The draft Regulation proposes four main areas for improvement. The two most important cover the quality and quantity of reserves and liquidity measures. These aim to ensure that banks will have surer access to funds if needed. The other two are to control excessive leverage (i.e. borrowing) and protect against problems with counterparties.
The EU has already amended the Capital Requirements Directive (CRD) since the financial crisis, to avoid a repeat.
This package, which is an important part of a wider improvement plan, would implement into EU law “Basel III”, an international regulatory framework for banks agreed in late 2010.
The draft Regulation relates to financial firms: banks and investment firms.
1. Improved capital
Some banks had to be rescued during the 2008 crisis because their capital (reserves of funds) was of poor quality and lost value.
The proposal keeps the existing 8% of core reserves but requires a greater proportion of higher quality assets in this 8%.
It also adds potential additional reserves:
- A capital conservation buffer, which restricts an institution’s payments (such as dividends) if its capital ratios fall.

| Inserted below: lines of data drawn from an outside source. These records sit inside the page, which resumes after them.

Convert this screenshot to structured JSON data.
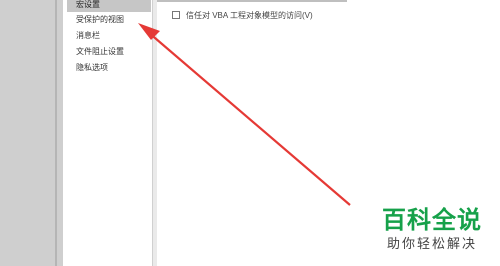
{
  "nav": {
    "items": [
      {
        "label": "宏设置",
        "selected": true
      },
      {
        "label": "受保护的视图",
        "selected": false
      },
      {
        "label": "消息栏",
        "selected": false
      },
      {
        "label": "文件阻止设置",
        "selected": false
      },
      {
        "label": "隐私选项",
        "selected": false
      }
    ]
  },
  "content": {
    "trust_vba_label": "信任对 VBA 工程对象模型的访问(V)",
    "trust_vba_checked": false
  },
  "annotation": {
    "arrow_color": "#e53935"
  },
  "watermark": {
    "title": "百科全说",
    "subtitle": "助你轻松解决",
    "title_color": "#16a14a"
  }
}
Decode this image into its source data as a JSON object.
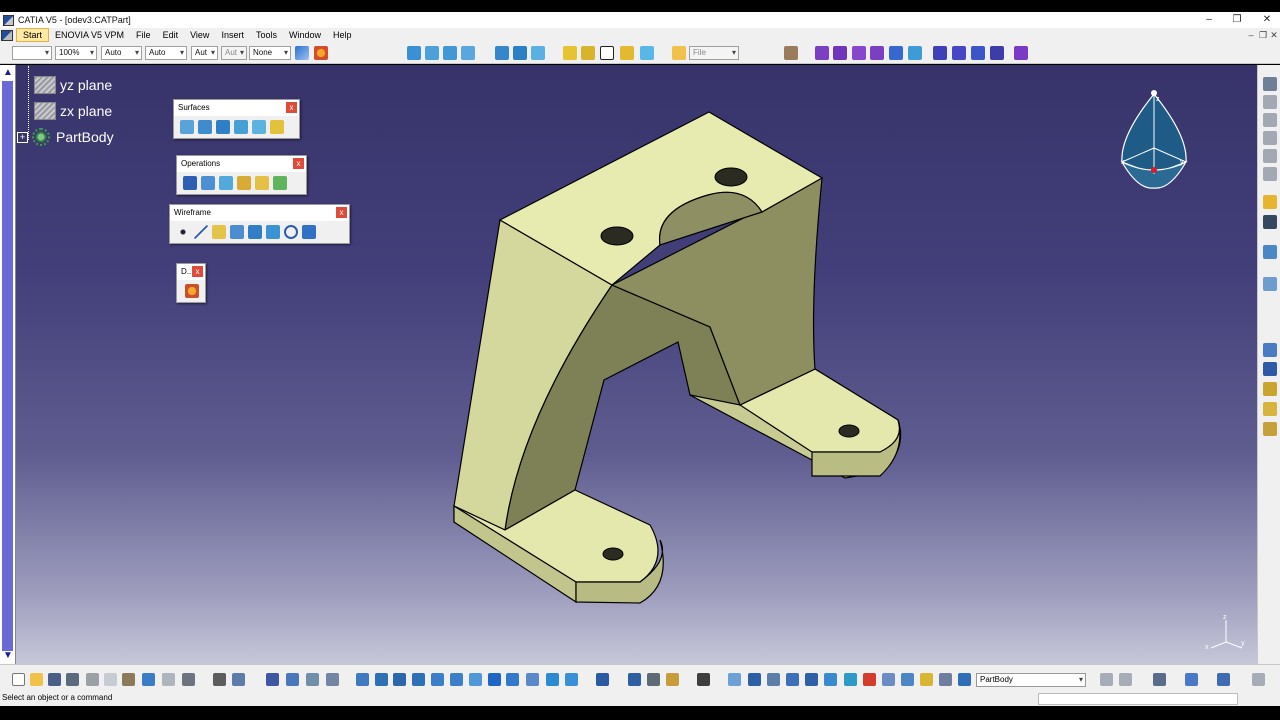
{
  "window": {
    "title": "CATIA V5 - [odev3.CATPart]",
    "minimize_glyph": "–",
    "restore_glyph": "❐",
    "close_glyph": "✕"
  },
  "menu": {
    "items": [
      "Start",
      "ENOVIA V5 VPM",
      "File",
      "Edit",
      "View",
      "Insert",
      "Tools",
      "Window",
      "Help"
    ],
    "active_item": "Start",
    "mdi_minimize_glyph": "–",
    "mdi_restore_glyph": "❐",
    "mdi_close_glyph": "✕"
  },
  "toolbar_top": {
    "line_combo": "",
    "zoom_combo": "100%",
    "combo_a": "Auto",
    "combo_b": "Auto",
    "combo_c": "Aut",
    "combo_d": "Aut",
    "layer_combo": "None",
    "file_label": "File"
  },
  "tree": {
    "items": [
      {
        "label": "yz plane",
        "icon": "plane-icon"
      },
      {
        "label": "zx plane",
        "icon": "plane-icon"
      },
      {
        "label": "PartBody",
        "icon": "partbody-icon"
      }
    ],
    "expander_glyph": "+"
  },
  "palettes": {
    "surfaces": {
      "title": "Surfaces",
      "close": "x"
    },
    "operations": {
      "title": "Operations",
      "close": "x"
    },
    "wireframe": {
      "title": "Wireframe",
      "close": "x"
    },
    "d": {
      "title": "D..",
      "close": "x"
    }
  },
  "compass": {
    "x_label": "x",
    "y_label": "y",
    "z_label": "z"
  },
  "triad": {
    "x_label": "x",
    "y_label": "y",
    "z_label": "z"
  },
  "toolbar_bottom": {
    "current_body": "PartBody"
  },
  "status": {
    "prompt": "Select an object or a command"
  },
  "colors": {
    "viewport_top": "#37336a",
    "viewport_bottom": "#c7c7da",
    "part_fill_top": "#e8ebaf",
    "part_fill_side": "#b8bb83",
    "part_fill_shadow": "#7d7f56",
    "scrollbar": "#6a6ad6"
  }
}
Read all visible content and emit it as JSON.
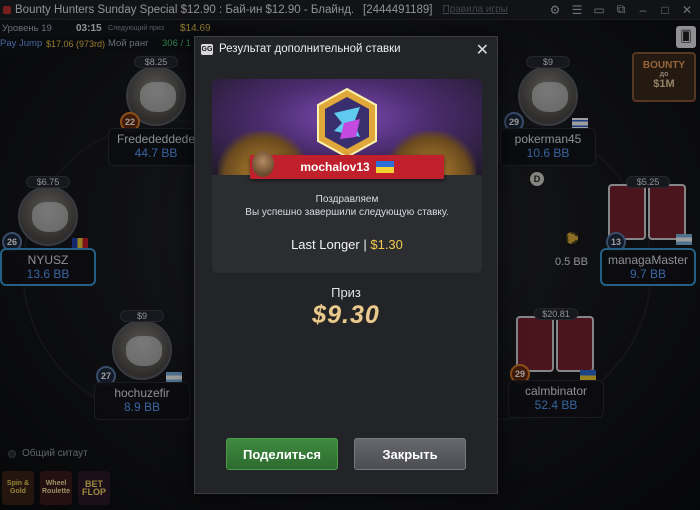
{
  "titlebar": {
    "title": "Bounty Hunters Sunday Special $12.90 : Бай-ин $12.90 - Блайнд...",
    "tournament_id": "[2444491189]",
    "rules_link": "Правила игры"
  },
  "info": {
    "level": "Уровень 19",
    "time": "03:15",
    "next_prize_label": "Следующий приз",
    "next_prize": "$14.69",
    "pay_jump": "Pay Jump",
    "pay_jump_value": "$17.06 (973rd)",
    "rank_label": "Мой ранг",
    "rank_value": "306 / 1"
  },
  "bounty_badge": {
    "line1": "BOUNTY",
    "line2": "до",
    "line3": "$1M"
  },
  "players": [
    {
      "bounty": "$8.25",
      "level": "22",
      "name": "Fredededdede",
      "stack": "44.7 BB"
    },
    {
      "bounty": "$6.75",
      "level": "26",
      "name": "NYUSZ",
      "stack": "13.6 BB"
    },
    {
      "bounty": "$9",
      "level": "27",
      "name": "hochuzefir",
      "stack": "8.9 BB"
    },
    {
      "bounty": "$9",
      "level": "29",
      "name": "pokerman45",
      "stack": "10.6 BB"
    },
    {
      "bounty": "$5.25",
      "level": "13",
      "name": "managaMaster",
      "stack": "9.7 BB"
    },
    {
      "bounty": "$20.81",
      "level": "29",
      "name": "calmbinator",
      "stack": "52.4 BB"
    }
  ],
  "bet_amount": "0.5 BB",
  "dealer": "D",
  "shared_label": "Общий ситаут",
  "games": [
    "Spin & Gold",
    "Wheel Roulette",
    "BET FLOP"
  ],
  "dialog": {
    "logo": "GG",
    "title": "Результат дополнительной ставки",
    "winner": "mochalov13",
    "congrats_1": "Поздравляем",
    "congrats_2": "Вы успешно завершили следующую ставку.",
    "bet_name": "Last Longer |",
    "bet_price": "$1.30",
    "prize_label": "Приз",
    "prize_value": "$9.30",
    "share_button": "Поделиться",
    "close_button": "Закрыть"
  },
  "colors": {
    "share_green": "#3f8a40",
    "close_gray": "#5a5c61",
    "gold": "#f2c94c",
    "ribbon_red": "#c0202c"
  }
}
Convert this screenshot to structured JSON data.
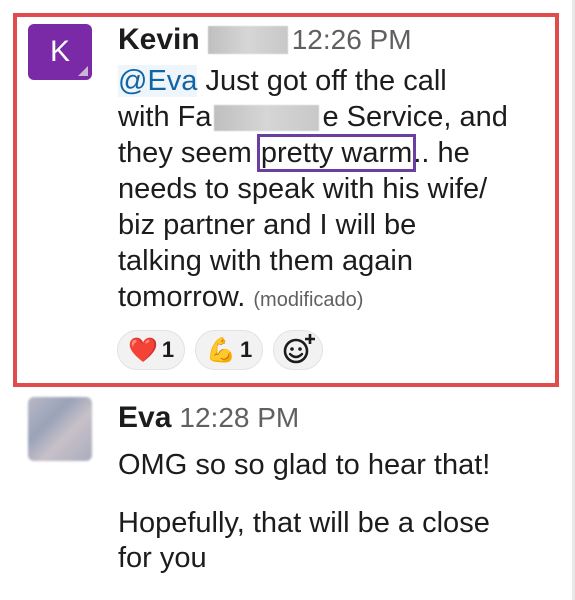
{
  "message1": {
    "avatar_letter": "K",
    "author": "Kevin",
    "time": "12:26 PM",
    "mention": "@Eva",
    "text_a": " Just got off the call",
    "text_b_prefix": "with Fa",
    "text_b_suffix": "e Service, and",
    "text_c_prefix": "they seem ",
    "highlight": "pretty warm",
    "text_c_suffix": ".. he",
    "line4": "needs to speak with his wife/",
    "line5": "biz partner and I will be",
    "line6": "talking with them again",
    "line7": "tomorrow.",
    "edited": "(modificado)",
    "reactions": [
      {
        "emoji": "❤️",
        "icon": "heart-icon",
        "count": "1"
      },
      {
        "emoji": "💪",
        "icon": "flexed-biceps-icon",
        "count": "1"
      }
    ],
    "add_reaction_icon": "add-emoji-icon"
  },
  "message2": {
    "author": "Eva",
    "time": "12:28 PM",
    "line1": "OMG so so glad to hear that!",
    "line2": "Hopefully, that will be a close",
    "line3": "for you"
  },
  "colors": {
    "frame": "#e04b4b",
    "avatar_k": "#7a2aa6",
    "mention": "#1264a3",
    "highlight_box": "#6a3fa0"
  }
}
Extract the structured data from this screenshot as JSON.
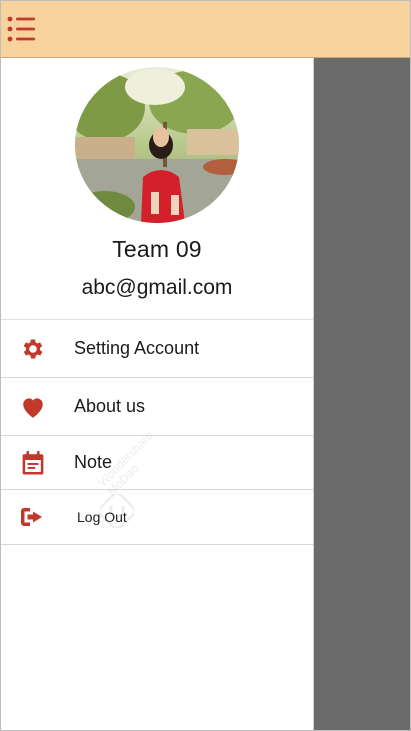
{
  "profile": {
    "name": "Team 09",
    "email": "abc@gmail.com"
  },
  "menu": [
    {
      "label": "Setting Account",
      "icon": "gear-icon"
    },
    {
      "label": "About us",
      "icon": "heart-icon"
    },
    {
      "label": "Note",
      "icon": "calendar-icon"
    },
    {
      "label": "Log Out",
      "icon": "logout-icon"
    }
  ],
  "watermark": {
    "line1": "Wondershare",
    "line2": "MoDao"
  },
  "colors": {
    "header_bg": "#f8d29c",
    "accent": "#c0392b",
    "overlay": "#6b6b6b"
  }
}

- A counter-cyclical reserve to build up an extra cushion in times of growth.
Further surcharges will be added for global systemically important financial institutions (SIFIs) with the option to add a similar buffer for national SIFIs. And regulatory reviews may identify other risks that will require additional capital.
2. Liquidity risk management practices
Liquidity means adequate cash resources to meet demand. This was often shown to be lacking in the crisis, because of inadequate practices such as using short-term funding for long-term needs.
CRD4 would address this weakness through a Liquidity Coverage Ratio (LCR). The proposed LCR would require a firm to match its reserve of high quality liquid assets such as cash with its representative net outflows over 30 days.
3. Counterparty credit risk occurs whenever a financial transaction occurs with a third-party organisation. Proposals include:
- An additional capital charge where there is a deterioration in the creditworthiness of a counterparty
- Incentives to conduct financial transactions through standard (“regulated”) financial exchanges
4. The proposals also include a leverage ratio to measure and restrict its build-up.
The Regulation aims for an EU-wide “Single rule book” (i.e. harmonisation) except in specific, well-defined exceptions.
The European Parliamentary Financial Services Forum notes general support for CRD4. It says that the reserve asset requirements will impact on banks’ lending activities, with implications for the real economy.
CEPS, a policy think-tank, is concerned about regulators relying on banks’ own risk management models for capital-requirement calculations, and also about supervisors’ lack of accountability.